An international team of researchers led by Ralf Tappert, University of Innsbruck in Austria, reconstructed the composition of Earth's atmosphere of the last 220 million years by analyzing modern and fossil plant resins. (Agencies)
The mineralogist and his colleagues from the University of Alberta in Canada and universities in the US and Spain produced a comprehensive study of the chemical composition of Earth's atmosphere since the Triassic period.
The research team analyzed a total of 538 amber samples from well-known amber deposits worldwide, with the oldest samples being approximately 220 million years old and recovered from the Dolomites in Italy. The team also compared fossil amber with modern resins to test the validity of the data.
The results of this comprehensive study suggest that atmospheric oxygen during most of the past 220 million years was considerably lower than today's 21 percent.

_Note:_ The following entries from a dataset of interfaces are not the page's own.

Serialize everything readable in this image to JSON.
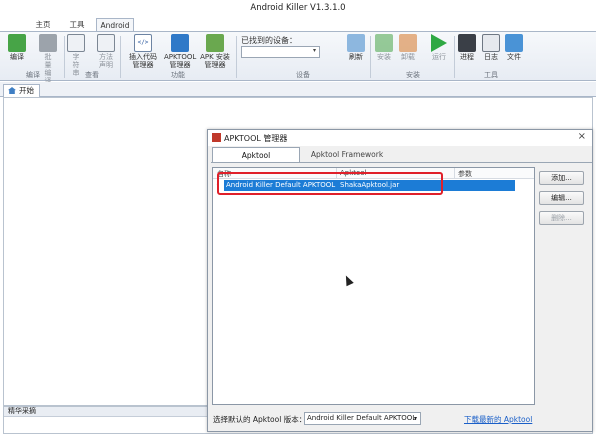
{
  "app": {
    "title": "Android Killer V1.3.1.0"
  },
  "ribbon_tabs": [
    "主页",
    "工具",
    "Android"
  ],
  "ribbon": {
    "compile_group": {
      "buttons": [
        "编译",
        "批量编译"
      ],
      "label": "编译"
    },
    "view_group": {
      "buttons": [
        "字符串",
        "方法声明"
      ],
      "label": "查看"
    },
    "function_group": {
      "buttons": [
        "插入代码管理器",
        "APKTOOL管理器",
        "APK 安装管理器"
      ],
      "label": "功能"
    },
    "device_group": {
      "found_label": "已找到的设备：",
      "device_value": "",
      "refresh": "刷新",
      "label": "设备"
    },
    "install_group": {
      "buttons": [
        "安装",
        "卸载",
        "运行"
      ],
      "label": "安装"
    },
    "tools_group": {
      "buttons": [
        "进程",
        "日志",
        "文件"
      ],
      "label": "工具"
    }
  },
  "doc_tab": {
    "label": "开始"
  },
  "status_panel": {
    "title": "精华采摘"
  },
  "dialog": {
    "title": "APKTOOL 管理器",
    "tabs": [
      "Apktool",
      "Apktool Framework"
    ],
    "columns": [
      "名称",
      "Apktool",
      "参数"
    ],
    "rows": [
      {
        "name": "Android Killer Default APKTOOL",
        "apktool": "ShakaApktool.jar",
        "params": ""
      }
    ],
    "buttons": {
      "add": "添加...",
      "edit": "编辑...",
      "delete": "删除..."
    },
    "footer": {
      "select_label": "选择默认的 Apktool 版本：",
      "selected": "Android Killer Default APKTOOL",
      "download_link": "下载最新的 Apktool"
    }
  },
  "colors": {
    "accent": "#1c7cd6",
    "highlight_box": "#e0202a"
  }
}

"We suggest numbers between 10 and 15 percent," said Tappert. These oxygen concentrations are not only lower than today but also considerably lower than the majority of previous investigations propose for the same time period.
The researchers also related the low atmospheric oxygen to climatic developments in Earth's history. "We found that particularly low oxygen levels coincided with intervals of elevated global temperatures and high carbon dioxide concentrations," explained Tappert.
Tappert suggests that oxygen may influence carbon dioxide levels and, under certain circumstances, might even accelerate the influx of carbon dioxide into the atmosphere.
According to the results of the study, oxygen may indirectly influence the climate. This in turn may also affect the evolution of life on Earth. A well-known example is of dinosaurs: Many theories about animal gigantism offer high levels of atmospheric oxygen as an explanation.
Tappert now suggests reconsidering these theories: "We do not want to negate the influence of oxygen for the evolution of life in general with our study, but the gigantism of dinosaurs cannot be explained by those theories."
An international team of researchers led by Ralf Tappert, University of Innsbruck in Austria, reconstructed the composition of Earth's atmosphere of the last 220 million years by analyzing modern and fossil plant resins.